DeVaris Brown is the API Product Manager and Evangelist for Zendesk. DeVaris growth hacks sales with his API by broadcasting via Yammer. Zendesk’s mission is to enable businesses to offer great customer support so Zendesk encourages API consumers to build experiences on top of the API that give better experiences for their end users and is not concerned if some functionality of their agent interface is replicated by their customers. This increases consumer loyalty. The agent interface and all of the mobile apps are built on top of the Zendesk API, so they need to make sure that it’s performant and expressive. Zendesk developed a tool for documenting automatically as part of the code process because they wanted developers to document their intent and remove waste. The code documentation, called “double doc”, tool is free. Zendesk has bi-weekly API deployments and transitioned to an external API to handle scale and deliver flexibility to use internally.
Rich Manalang leads Atlassian’s Developer Relations team. Atlassian has a 125K customer base, an ecosystem of 1500 add-ons in the marketplace, but it’s still a relatively small developer community. Atlassian has a plug-in model that lets developers create their own REST APIs and share them so developers can contribute APIs and deploy them via SDK.

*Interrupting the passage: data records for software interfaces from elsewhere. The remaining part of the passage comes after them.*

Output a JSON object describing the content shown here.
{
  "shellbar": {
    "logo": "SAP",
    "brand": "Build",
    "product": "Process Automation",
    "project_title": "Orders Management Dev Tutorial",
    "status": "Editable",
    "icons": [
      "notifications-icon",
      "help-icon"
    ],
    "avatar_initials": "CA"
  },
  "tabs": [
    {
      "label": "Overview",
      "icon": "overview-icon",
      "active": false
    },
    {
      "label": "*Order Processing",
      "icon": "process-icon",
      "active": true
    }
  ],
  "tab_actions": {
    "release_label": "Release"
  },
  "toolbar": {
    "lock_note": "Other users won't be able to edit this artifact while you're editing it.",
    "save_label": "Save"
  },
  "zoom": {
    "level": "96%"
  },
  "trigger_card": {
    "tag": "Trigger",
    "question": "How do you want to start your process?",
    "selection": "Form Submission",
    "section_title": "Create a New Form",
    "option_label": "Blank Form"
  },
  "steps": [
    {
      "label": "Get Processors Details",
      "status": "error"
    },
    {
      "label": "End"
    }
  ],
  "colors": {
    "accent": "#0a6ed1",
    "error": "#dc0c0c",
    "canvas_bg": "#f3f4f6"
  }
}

Sam Ramji is Vice President of strategy at Apigee. In his article, The Building Blocks for a Successful API Strategy, he wrote about how both strategy and execution must come together. He said that every Saas product needs an API. They are critical items in the product suite – it’s a customer acquisition cost (CAC) since APIs dominate churn and become bound to code. He suggests designing API’s and the whole development program for near zero costs in order to scale.
APIs enable more apps faster. APIs are in fact lines of business in their own right – and companies have to manage them as such. The API business is a contract with developers who join the ecosystem. If you change the API, it breaks their products. When versioning APIs, don’t change the security model and don’t extend the resources model – clarify versioning support with the developer community. Always maintain a culture of responsibility, standards and quality at the top that will filter down through every employee. Create a developer experience team with real people to look at the API, provide internal customers to give feedback and be consistent. The new default is share first, then benefit. Embrace curation, observe what people do with your API, and hope to get incrementally less wrong over time. Embrace openness by design.
Cindy F. Solomon hosts weekly Global Product Management Talk broadcasts http://www.blogtalkradio.com/prodmgmttalk and Startup Product events sfproducttalks.com Follow @ProdMgmtTalk and @StartupProduct